**TRY IT:** Lines holding the word "algorithm" are the ones to copy from the data below.

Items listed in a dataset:
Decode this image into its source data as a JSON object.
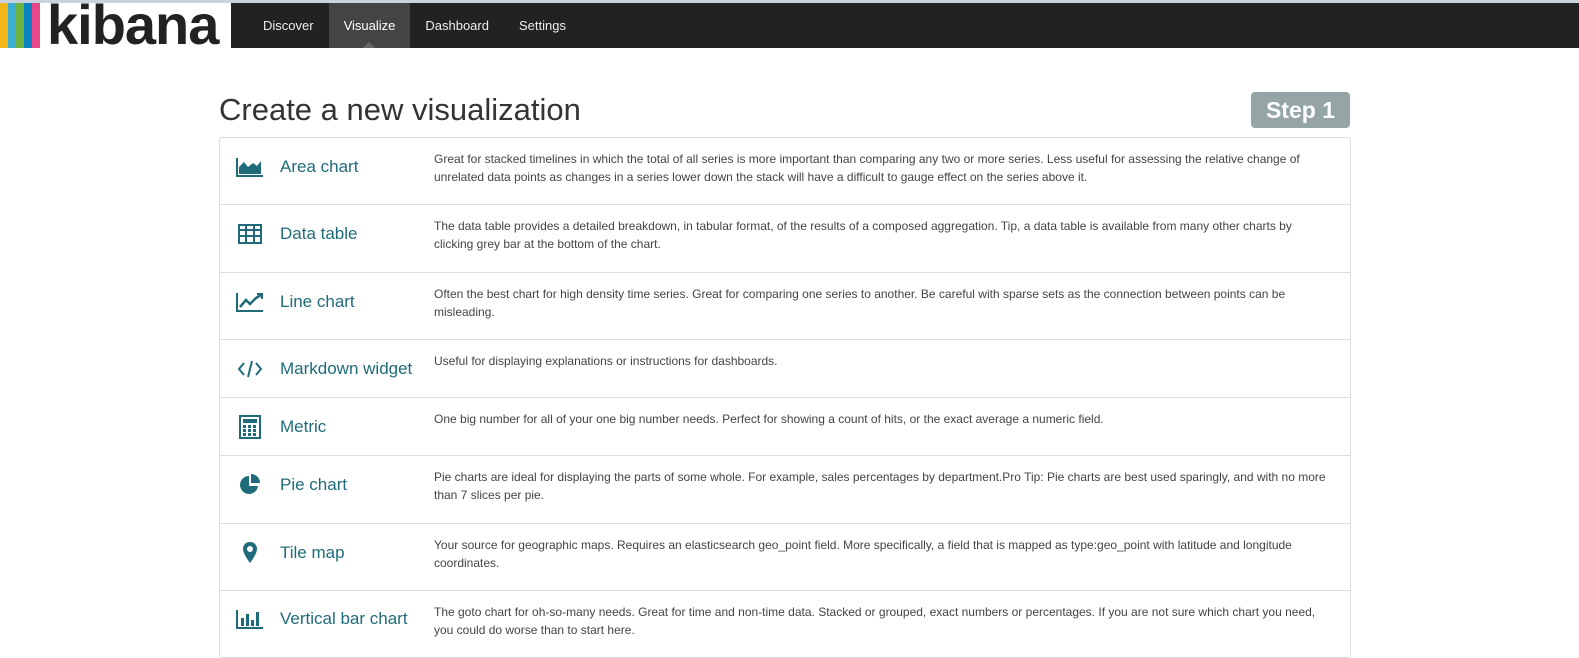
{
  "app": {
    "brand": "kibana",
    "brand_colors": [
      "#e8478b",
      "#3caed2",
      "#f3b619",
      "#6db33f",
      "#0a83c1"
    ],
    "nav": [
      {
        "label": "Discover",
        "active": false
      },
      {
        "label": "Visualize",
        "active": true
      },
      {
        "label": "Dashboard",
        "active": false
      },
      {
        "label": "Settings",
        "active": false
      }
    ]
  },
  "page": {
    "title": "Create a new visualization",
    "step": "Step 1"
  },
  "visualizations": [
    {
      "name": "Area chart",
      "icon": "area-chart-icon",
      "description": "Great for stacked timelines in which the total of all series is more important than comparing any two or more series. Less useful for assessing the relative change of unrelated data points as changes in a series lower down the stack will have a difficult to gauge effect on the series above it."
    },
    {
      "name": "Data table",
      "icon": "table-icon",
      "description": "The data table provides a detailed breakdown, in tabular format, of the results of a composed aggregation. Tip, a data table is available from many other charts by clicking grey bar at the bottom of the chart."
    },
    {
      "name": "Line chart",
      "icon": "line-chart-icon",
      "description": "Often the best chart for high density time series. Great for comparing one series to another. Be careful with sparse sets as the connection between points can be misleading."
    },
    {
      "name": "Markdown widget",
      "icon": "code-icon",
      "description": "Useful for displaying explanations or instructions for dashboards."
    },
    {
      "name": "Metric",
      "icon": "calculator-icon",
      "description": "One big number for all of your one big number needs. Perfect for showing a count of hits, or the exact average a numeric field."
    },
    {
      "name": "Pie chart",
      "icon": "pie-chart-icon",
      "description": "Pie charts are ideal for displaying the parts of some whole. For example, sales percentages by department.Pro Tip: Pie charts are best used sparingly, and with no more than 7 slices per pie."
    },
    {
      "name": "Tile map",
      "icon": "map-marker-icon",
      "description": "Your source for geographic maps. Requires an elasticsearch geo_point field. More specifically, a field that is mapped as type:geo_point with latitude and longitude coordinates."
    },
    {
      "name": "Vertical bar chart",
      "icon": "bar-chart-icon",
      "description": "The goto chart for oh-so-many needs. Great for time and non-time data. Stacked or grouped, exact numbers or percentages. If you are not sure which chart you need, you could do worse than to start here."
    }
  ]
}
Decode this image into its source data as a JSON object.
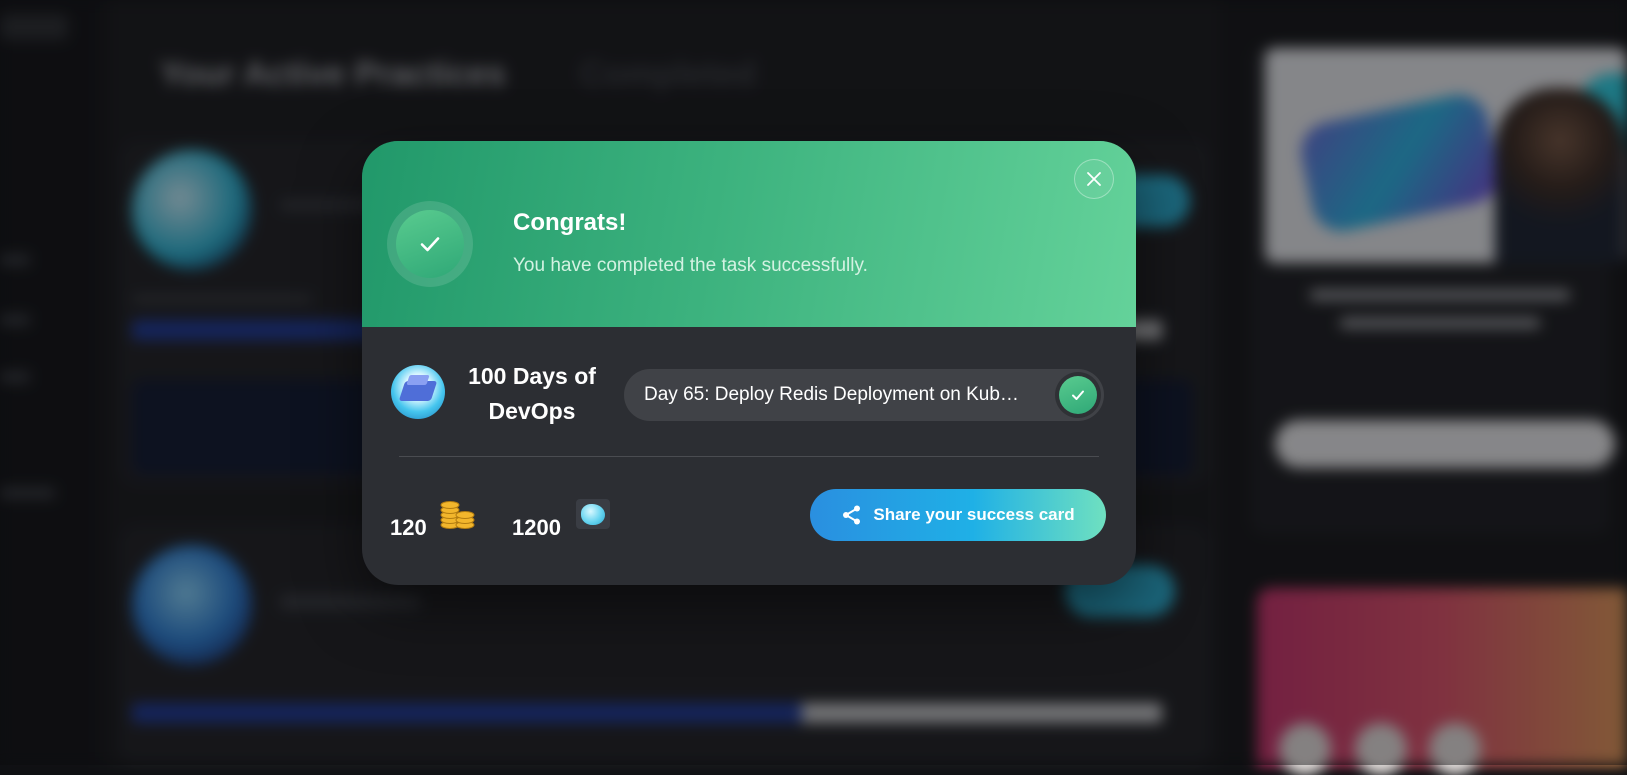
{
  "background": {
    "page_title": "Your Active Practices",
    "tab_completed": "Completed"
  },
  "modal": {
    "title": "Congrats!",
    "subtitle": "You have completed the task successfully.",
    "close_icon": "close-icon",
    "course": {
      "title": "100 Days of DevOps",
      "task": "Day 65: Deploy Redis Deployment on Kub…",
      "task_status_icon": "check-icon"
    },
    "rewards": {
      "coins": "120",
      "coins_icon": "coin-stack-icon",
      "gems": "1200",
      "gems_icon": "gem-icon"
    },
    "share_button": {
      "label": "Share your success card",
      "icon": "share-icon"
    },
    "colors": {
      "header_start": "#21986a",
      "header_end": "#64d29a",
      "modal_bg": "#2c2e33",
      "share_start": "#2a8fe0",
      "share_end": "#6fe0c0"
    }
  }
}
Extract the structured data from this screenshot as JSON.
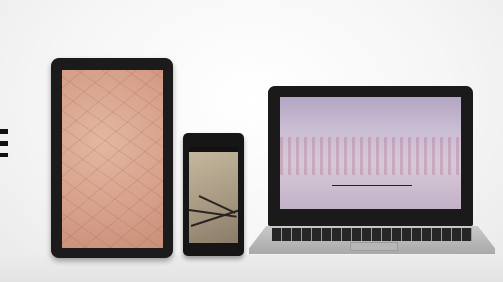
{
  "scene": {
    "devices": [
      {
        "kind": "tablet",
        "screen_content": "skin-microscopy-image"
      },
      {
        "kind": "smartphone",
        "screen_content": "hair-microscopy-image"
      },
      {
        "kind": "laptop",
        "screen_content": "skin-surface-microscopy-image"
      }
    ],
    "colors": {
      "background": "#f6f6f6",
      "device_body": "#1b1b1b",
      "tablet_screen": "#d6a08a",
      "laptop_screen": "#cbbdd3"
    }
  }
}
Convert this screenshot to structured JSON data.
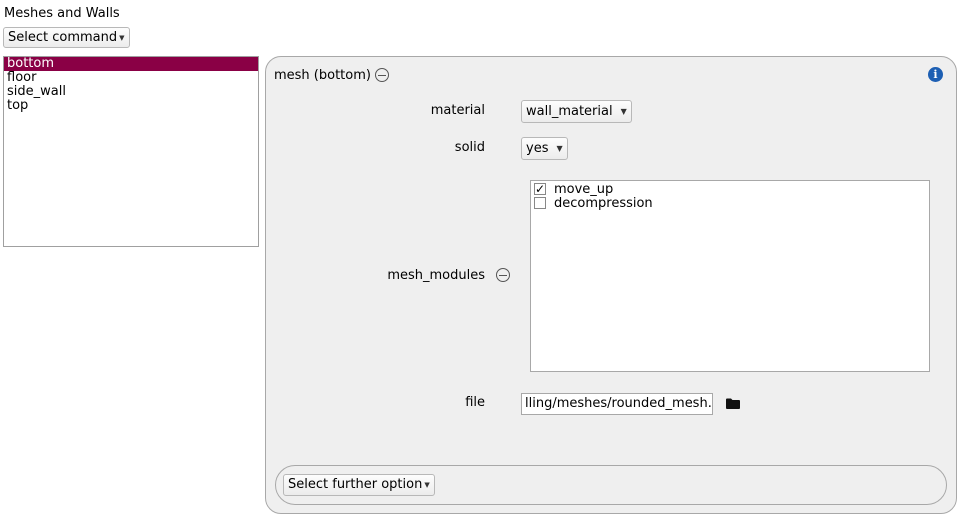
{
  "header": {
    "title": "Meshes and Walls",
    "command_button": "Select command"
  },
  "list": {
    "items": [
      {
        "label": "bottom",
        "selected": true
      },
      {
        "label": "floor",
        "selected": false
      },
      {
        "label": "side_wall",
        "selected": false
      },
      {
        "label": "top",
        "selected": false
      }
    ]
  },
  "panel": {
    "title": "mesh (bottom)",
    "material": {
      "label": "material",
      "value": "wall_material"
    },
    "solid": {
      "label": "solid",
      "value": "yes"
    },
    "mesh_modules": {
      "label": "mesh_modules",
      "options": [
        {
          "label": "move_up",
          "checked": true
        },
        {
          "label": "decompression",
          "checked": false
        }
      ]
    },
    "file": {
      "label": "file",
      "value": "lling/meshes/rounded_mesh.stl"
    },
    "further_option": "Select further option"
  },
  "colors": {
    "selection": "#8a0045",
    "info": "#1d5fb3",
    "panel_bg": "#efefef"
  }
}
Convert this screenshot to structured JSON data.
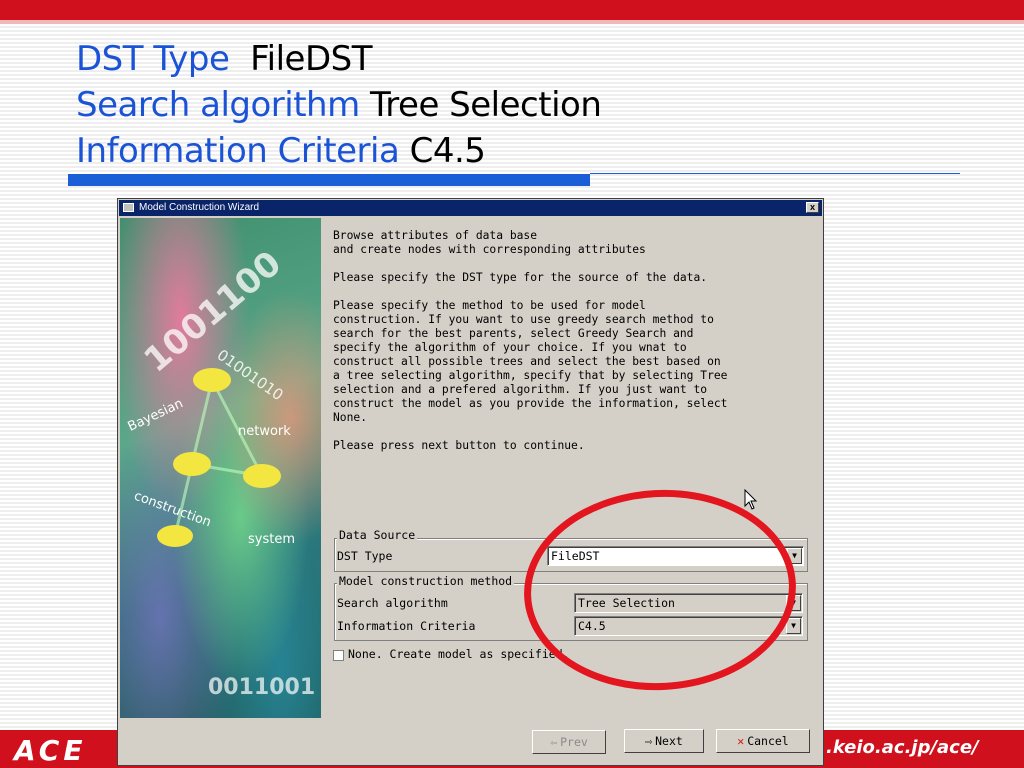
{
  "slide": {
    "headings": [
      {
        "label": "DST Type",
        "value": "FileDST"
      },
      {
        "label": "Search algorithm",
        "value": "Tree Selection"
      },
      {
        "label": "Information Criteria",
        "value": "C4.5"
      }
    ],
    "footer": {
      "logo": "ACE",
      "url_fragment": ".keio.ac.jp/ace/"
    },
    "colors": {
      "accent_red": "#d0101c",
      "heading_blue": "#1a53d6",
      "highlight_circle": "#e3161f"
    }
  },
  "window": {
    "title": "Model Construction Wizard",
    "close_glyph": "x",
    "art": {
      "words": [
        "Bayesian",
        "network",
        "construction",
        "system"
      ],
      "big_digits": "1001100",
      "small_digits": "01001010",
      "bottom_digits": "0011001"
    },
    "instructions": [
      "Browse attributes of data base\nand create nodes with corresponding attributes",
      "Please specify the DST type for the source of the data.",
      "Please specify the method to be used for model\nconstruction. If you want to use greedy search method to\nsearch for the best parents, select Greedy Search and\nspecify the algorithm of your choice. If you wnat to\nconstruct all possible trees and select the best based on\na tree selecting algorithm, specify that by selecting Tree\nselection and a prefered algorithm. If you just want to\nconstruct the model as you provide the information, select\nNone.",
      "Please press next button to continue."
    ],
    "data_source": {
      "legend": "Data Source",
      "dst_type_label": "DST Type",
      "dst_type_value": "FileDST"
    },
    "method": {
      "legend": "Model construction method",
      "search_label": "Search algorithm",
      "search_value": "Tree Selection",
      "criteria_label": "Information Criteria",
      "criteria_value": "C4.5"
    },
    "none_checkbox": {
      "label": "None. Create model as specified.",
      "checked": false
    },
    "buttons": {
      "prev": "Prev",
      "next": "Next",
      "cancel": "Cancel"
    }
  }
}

**THE ANSWER:**
        "label": "Search algorithm",
      "Please specify the method to be used for model\nconstruction. If you want to use greedy search method to\nsearch for the best parents, select Greedy Search and\nspecify the algorithm of your choice. If you wnat to\nconstruct all possible trees and select the best based on\na tree selecting algorithm, specify that by selecting Tree\nselection and a prefered algorithm. If you just want to\nconstruct the model as you provide the information, select\nNone.",
      "search_label": "Search algorithm",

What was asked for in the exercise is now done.